See NASA's sneak preview reel of photos from Enceladus flyby

The fully processed images Cassini's flyby took of the icy moon on Wednesday won't be available until 2016. But NASA has released a suite of raw images.

Courtesy of NASA/JPL-Caltech/Space Science Institute
This unprocessed view of Saturn's moon Enceladus was acquired by NASA's Cassini spacecraft during a close flyby of the icy moon on Wednesday.
Courtesy of NASA/JPL-Caltech/Space Science Institute
This unprocessed view of Saturn's moon Enceladus was acquired by NASA's Cassini spacecraft during a close flyby of the icy moon on Wednesday.
Courtesy of NASA/JPL-Caltech/Space Science Institute
This unprocessed view of Saturn's moon Enceladus was acquired by NASA's Cassini spacecraft during a close flyby of the icy moon on Wednesday.
Courtesy of NASA/JPL-Caltech/Space Science Institute
This unprocessed view of Saturn's moon Enceladus was acquired by NASA's Cassini spacecraft during a close flyby of the icy moon on Wednesday.

The south pole of Enceladus, Saturn’s icy moon with a tendency to spout water, just had a close-up, courtesy of a US-European spacecraft.

The Cassini spacecraft completed a flyby of Enceladus on Wednesday, traveling within 30 miles of the surface of the south pole. The spacecraft also plunged through a font of water erupting from the planet and collected particles for later analysis.

Most of the photos released this week are unprocessed, raw images of the encounter. (Click through the above photo reel to see progressively closer shots of the moon.) Processed and confirmed images are expected to come later in 2016. The images are stunning, but the most exciting information and discovery will come form the scientific data collected by Cassini, according to project scientist Linda Spilker.

The data collected while traveling through Enceladus's water plume will help scientists determine the components of the moon's vast under-ice ocean.

“With our much deeper dive through the plume, we’ll have a chance to sample potentially larger particles," Dr. Spilker told The Christian Science Monitor in the days leading up to the flyby. The larger particles could reveal new organics for scientists to analyze.

Finding out more information about the ocean and its characteristics will also help scientists answer whether or not the sea might be livable, moving us one step closer to possibly discovering life on another planet.

Discovering evidence of life on Enceladus might be an even bigger discovery than finding the evidence on Mars. As the Monitor reported, “Life on Enceladus would represent strong evidence that life emerged in the inner and outer solar systems independently.” Any discovery of life on Mars, on the other hand, would leave open the possibility that microbes from one planet might have colonized the other.

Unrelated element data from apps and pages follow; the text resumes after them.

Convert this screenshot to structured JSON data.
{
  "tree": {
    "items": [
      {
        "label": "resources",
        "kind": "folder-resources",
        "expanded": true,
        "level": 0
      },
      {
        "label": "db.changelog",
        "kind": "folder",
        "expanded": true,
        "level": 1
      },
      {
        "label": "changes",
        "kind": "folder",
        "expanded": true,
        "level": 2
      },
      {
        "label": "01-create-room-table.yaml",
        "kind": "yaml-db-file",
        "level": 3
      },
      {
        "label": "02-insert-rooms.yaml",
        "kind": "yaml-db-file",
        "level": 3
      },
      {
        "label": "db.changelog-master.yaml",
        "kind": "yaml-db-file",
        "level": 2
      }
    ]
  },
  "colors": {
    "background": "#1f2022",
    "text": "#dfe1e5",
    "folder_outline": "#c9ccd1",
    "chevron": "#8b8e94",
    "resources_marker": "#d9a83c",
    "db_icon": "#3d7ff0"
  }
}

Last year, NASA passed on a mission proposal to send a craft capable of detecting life to Enceladus. A new proposal is being refined, according to Dr. Jonathan Lunine, a scientist at Cornell University, but could cost as much as $450 million. 

As of now, no future missions to Enceladus are scheduled. 

[Editor's note: An earlier version suggested that this was Cassini's closest approach to Enceladus. That actually happened on October 9, 2008, according to NASA's Jet Propulsion Laboratory.]

You've read  of  free articles. Subscribe to continue.

Dear Reader,

About a year ago, I happened upon this statement about the Monitor in the Harvard Business Review – under the charming heading of “do things that don’t interest you”:

“Many things that end up” being meaningful, writes social scientist Joseph Grenny, “have come from conference workshops, articles, or online videos that began as a chore and ended with an insight. My work in Kenya, for example, was heavily influenced by a Christian Science Monitor article I had forced myself to read 10 years earlier. Sometimes, we call things ‘boring’ simply because they lie outside the box we are currently in.”

If you were to come up with a punchline to a joke about the Monitor, that would probably be it. We’re seen as being global, fair, insightful, and perhaps a bit too earnest. We’re the bran muffin of journalism.

But you know what? We change lives. And I’m going to argue that we change lives precisely because we force open that too-small box that most human beings think they live in.

The Monitor is a peculiar little publication that’s hard for the world to figure out. We’re run by a church, but we’re not only for church members and we’re not about converting people. We’re known as being fair even as the world becomes as polarized as at any time since the newspaper’s founding in 1908.

We have a mission beyond circulation, we want to bridge divides. We’re about kicking down the door of thought everywhere and saying, “You are bigger and more capable than you realize. And we can prove it.”

If you’re looking for bran muffin journalism, you can subscribe to the Monitor for $15. You’ll get the Monitor Weekly magazine, the Monitor Daily email, and unlimited access to CSMonitor.com.